The Cooper Union 41 Cooper Square
Nada Ayad is Assistant Dean of Humanities and Social Sciences at the Cooper Union. Her research interests lie in modern and contemporary Arabic literature, women of color feminisms, theories and literatures of decolonization, and translation studies. Her publications have appeared in the Journal of Postcolonial Writing, Translation Review, and in the edited volume Text, Context & Politics Intersections in Translation. Her article “The Ambivalence of Revolutionary Cleaning in Mona Prince’s My Name is Revolution” is forthcoming. Currently she is working on her book project, tentatively titled Domesticating the Revolution in Egyptian Women’s Political Texts.
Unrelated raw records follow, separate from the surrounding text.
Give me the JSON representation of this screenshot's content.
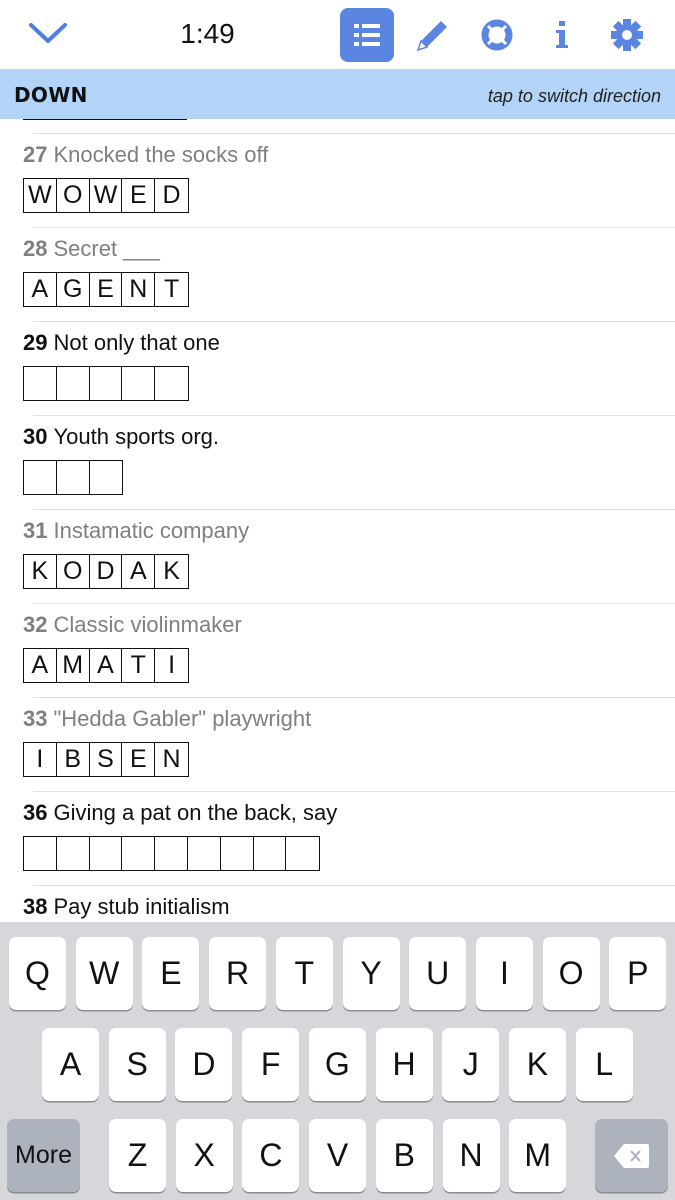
{
  "header": {
    "timer": "1:49",
    "icons": [
      "chevron-down-icon",
      "clue-list-icon",
      "pencil-icon",
      "lifebuoy-icon",
      "info-icon",
      "gear-icon"
    ],
    "accent_color": "#5a85e0"
  },
  "direction_bar": {
    "direction": "DOWN",
    "hint": "tap to switch direction",
    "background": "#b3d4f7"
  },
  "clues": [
    {
      "number": "27",
      "text": "Knocked the socks off",
      "answer": [
        "W",
        "O",
        "W",
        "E",
        "D"
      ],
      "solved": true
    },
    {
      "number": "28",
      "text": "Secret ___",
      "answer": [
        "A",
        "G",
        "E",
        "N",
        "T"
      ],
      "solved": true
    },
    {
      "number": "29",
      "text": "Not only that one",
      "answer": [
        "",
        "",
        "",
        "",
        ""
      ],
      "solved": false
    },
    {
      "number": "30",
      "text": "Youth sports org.",
      "answer": [
        "",
        "",
        ""
      ],
      "solved": false
    },
    {
      "number": "31",
      "text": "Instamatic company",
      "answer": [
        "K",
        "O",
        "D",
        "A",
        "K"
      ],
      "solved": true
    },
    {
      "number": "32",
      "text": "Classic violinmaker",
      "answer": [
        "A",
        "M",
        "A",
        "T",
        "I"
      ],
      "solved": true
    },
    {
      "number": "33",
      "text": "\"Hedda Gabler\" playwright",
      "answer": [
        "I",
        "B",
        "S",
        "E",
        "N"
      ],
      "solved": true
    },
    {
      "number": "36",
      "text": "Giving a pat on the back, say",
      "answer": [
        "",
        "",
        "",
        "",
        "",
        "",
        "",
        "",
        ""
      ],
      "solved": false
    },
    {
      "number": "38",
      "text": "Pay stub initialism",
      "answer": [],
      "solved": false
    }
  ],
  "keyboard": {
    "row1": [
      "Q",
      "W",
      "E",
      "R",
      "T",
      "Y",
      "U",
      "I",
      "O",
      "P"
    ],
    "row2": [
      "A",
      "S",
      "D",
      "F",
      "G",
      "H",
      "J",
      "K",
      "L"
    ],
    "row3": [
      "Z",
      "X",
      "C",
      "V",
      "B",
      "N",
      "M"
    ],
    "more_label": "More",
    "backspace_icon": "backspace-icon"
  }
}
Nada’s other passion is translation. She has translated from the French “It’s about Dignity,” a personal account of a university student’s involvement in the Arab Spring in Morocco, which appeared in the edited volume Demanding Dignity: Young Voices from the Front Lines of the Arab Revolutions. She also collaborated with the creative team at the Sawt project on a documentary film by translating from the Egyptian Arabic dialect interviews of Egyptian women’s reactions to the 2011 Revolution. At the moment, she is working on a translation project involving the works of two Egyptian revolutionaries who launched the 1919 Revolution and the Egyptian Feminist Movement.
Geographic Areas of Interest
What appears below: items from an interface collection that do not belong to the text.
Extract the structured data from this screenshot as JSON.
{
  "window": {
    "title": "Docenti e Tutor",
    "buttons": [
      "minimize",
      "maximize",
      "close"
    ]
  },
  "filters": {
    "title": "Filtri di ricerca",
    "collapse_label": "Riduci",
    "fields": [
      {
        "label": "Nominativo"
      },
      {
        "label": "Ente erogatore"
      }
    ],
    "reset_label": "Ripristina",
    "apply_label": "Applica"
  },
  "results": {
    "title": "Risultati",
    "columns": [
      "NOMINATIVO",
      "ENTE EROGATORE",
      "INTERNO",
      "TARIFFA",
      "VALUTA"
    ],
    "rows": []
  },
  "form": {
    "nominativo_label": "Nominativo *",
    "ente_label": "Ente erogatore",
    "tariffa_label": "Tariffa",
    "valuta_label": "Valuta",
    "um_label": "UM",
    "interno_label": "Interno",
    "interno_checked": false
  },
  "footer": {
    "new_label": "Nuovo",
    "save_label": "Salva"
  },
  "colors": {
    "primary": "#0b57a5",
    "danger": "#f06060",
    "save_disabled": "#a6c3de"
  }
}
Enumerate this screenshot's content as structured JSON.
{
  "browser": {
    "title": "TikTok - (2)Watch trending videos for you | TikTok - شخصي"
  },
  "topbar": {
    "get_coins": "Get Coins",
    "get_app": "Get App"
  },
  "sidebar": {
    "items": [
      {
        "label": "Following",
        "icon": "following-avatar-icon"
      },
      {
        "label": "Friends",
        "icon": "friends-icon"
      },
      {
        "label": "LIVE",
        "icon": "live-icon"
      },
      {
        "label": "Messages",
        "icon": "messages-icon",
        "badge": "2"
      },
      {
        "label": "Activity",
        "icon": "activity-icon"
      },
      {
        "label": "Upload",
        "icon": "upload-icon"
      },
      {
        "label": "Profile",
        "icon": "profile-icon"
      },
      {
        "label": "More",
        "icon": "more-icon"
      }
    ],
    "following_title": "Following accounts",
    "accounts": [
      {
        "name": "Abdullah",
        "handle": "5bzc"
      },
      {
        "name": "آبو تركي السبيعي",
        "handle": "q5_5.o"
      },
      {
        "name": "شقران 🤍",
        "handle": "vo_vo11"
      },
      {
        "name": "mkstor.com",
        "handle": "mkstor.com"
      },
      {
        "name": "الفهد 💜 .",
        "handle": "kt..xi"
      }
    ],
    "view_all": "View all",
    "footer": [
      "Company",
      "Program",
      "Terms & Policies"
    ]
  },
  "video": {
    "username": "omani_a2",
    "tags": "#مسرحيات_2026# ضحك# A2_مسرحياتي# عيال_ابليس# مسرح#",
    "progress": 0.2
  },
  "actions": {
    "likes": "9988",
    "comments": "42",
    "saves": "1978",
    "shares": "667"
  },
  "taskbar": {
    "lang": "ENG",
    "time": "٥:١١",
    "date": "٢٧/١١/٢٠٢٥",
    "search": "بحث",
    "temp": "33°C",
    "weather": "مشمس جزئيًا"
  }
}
Modern Arabic Literature
| Comparative Literature
| University of Southern California
Between Mudhakirati and Harem Years: A Story of Movement
South-South Triangulations in Latifa al-Zayyat’s The Open Door and Leila Abouleila’s Lyrics Alley
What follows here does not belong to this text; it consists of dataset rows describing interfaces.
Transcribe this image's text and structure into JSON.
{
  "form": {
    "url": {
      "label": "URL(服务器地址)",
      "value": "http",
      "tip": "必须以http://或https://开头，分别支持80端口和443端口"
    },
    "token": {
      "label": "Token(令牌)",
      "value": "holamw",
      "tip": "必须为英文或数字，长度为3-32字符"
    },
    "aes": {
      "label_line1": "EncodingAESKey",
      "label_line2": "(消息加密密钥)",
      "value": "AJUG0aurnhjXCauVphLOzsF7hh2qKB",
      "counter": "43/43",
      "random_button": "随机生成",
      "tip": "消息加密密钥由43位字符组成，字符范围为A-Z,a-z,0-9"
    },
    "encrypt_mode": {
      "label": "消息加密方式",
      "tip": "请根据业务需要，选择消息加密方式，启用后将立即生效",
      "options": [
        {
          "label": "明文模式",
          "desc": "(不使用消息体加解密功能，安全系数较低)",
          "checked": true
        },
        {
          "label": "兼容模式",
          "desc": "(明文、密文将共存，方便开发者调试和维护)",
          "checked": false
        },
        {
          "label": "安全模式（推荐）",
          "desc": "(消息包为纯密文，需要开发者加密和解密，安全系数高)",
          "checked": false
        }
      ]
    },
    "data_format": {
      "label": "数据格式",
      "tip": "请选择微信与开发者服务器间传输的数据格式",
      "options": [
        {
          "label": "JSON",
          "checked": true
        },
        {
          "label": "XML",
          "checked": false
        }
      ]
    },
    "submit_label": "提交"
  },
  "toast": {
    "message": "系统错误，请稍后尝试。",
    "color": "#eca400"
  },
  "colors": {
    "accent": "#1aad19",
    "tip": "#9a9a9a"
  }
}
Troubling Time(s): Excavations, Evacuations, and Futurity in Ahdaf Soueif's In the Eye of the Sun
The Womb as Resistance